◆ **Work to complete**
All that is needed is every line of the listing below that has "Trang".

______

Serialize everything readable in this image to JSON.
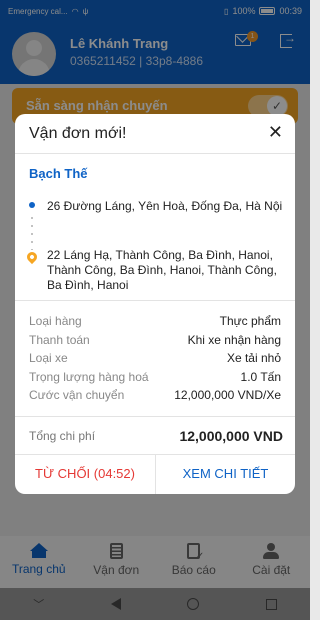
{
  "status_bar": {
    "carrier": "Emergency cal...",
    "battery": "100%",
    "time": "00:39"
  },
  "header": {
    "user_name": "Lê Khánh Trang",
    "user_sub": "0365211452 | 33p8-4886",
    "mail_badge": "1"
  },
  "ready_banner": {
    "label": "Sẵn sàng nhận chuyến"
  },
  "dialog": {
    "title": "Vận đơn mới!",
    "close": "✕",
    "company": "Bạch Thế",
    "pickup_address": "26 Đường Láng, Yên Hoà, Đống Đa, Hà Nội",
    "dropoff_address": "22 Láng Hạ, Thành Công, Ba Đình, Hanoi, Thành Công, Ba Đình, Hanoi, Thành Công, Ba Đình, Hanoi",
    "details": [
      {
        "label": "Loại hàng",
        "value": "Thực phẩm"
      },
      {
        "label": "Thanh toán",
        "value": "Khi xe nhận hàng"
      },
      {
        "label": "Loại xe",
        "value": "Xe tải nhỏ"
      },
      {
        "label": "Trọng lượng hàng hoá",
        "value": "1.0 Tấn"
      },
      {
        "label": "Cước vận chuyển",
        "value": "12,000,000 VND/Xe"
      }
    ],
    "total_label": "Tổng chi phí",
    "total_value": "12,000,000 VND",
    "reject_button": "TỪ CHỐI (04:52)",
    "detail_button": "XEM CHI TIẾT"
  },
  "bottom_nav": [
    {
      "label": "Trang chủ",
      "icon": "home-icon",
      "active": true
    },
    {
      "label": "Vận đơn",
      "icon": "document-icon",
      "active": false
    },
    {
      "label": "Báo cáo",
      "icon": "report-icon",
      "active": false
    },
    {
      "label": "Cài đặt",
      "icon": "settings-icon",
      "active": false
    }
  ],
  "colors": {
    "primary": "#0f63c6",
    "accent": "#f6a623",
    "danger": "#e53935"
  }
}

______

◆ **Reply**
    "user_name": "Lê Khánh Trang",
      "label": "Trang chủ",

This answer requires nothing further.